Today’s prompt from the lovely people at NaPoWriMo asks that we think about lies as we write today. I, personally, love lying. It can be such a thrill to use words to convince people of things that are not true. Not that I lie regularly, but I have been known to make up back stories for myself that are not entirely true when I meet people who I know I will never see again. It reminds me of the tenuous nature of our reality which depends on our words to sustain it. What we say, the stories we tell, become their own sort of truth when we believe in them and although the following poem is a (somewhat ridiculous) study in lies, I hold to the belief that it contains some truth.
Lies That I Wish Were True
You can get anywhere in the world by walking

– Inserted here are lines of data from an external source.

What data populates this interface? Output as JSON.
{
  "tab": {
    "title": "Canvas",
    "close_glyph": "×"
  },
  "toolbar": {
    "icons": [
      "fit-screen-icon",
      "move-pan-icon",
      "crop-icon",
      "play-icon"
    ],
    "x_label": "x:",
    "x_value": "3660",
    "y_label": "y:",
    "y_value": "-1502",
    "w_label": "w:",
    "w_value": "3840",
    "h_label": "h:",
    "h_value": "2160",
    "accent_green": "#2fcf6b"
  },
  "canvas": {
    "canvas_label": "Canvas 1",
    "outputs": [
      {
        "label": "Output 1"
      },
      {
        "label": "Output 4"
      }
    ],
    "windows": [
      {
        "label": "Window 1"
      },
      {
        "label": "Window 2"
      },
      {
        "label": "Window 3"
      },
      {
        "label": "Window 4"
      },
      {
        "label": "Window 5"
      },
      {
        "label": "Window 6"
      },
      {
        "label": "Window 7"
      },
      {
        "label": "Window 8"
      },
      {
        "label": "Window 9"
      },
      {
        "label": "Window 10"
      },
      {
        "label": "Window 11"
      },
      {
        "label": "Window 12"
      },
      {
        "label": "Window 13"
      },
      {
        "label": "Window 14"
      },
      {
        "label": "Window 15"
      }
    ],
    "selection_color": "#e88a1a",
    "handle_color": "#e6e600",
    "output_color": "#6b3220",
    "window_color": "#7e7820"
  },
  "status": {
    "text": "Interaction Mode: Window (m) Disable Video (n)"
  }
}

if you tie a feather and two fish scales
to each shoe string
But when you get there you may find
that all of the people who live there
have their heads in the clouds
and if you try to talk to them
you will be greeted by silence
and the soft rustling of their long, swaying forest of necks.
If you turn around
stretch out your arms
and look to the sky,
you will see a lazy spot of haziness
above the horizon.
If you stare at this spot
do not blink
as you approach
and watch carefully that wispy air
you may find that you can reach the horizon
if you do it sideways
while whistling Yankee-Doodle.
If you do all of these things
and if your face has the right number of moles
then you will find the road to this place to be easy
But when you blink, or fall
and the horizon stays the same distance away
no matter how hard you try,
turn your toes another way.
You can get anywhere in the world by walking.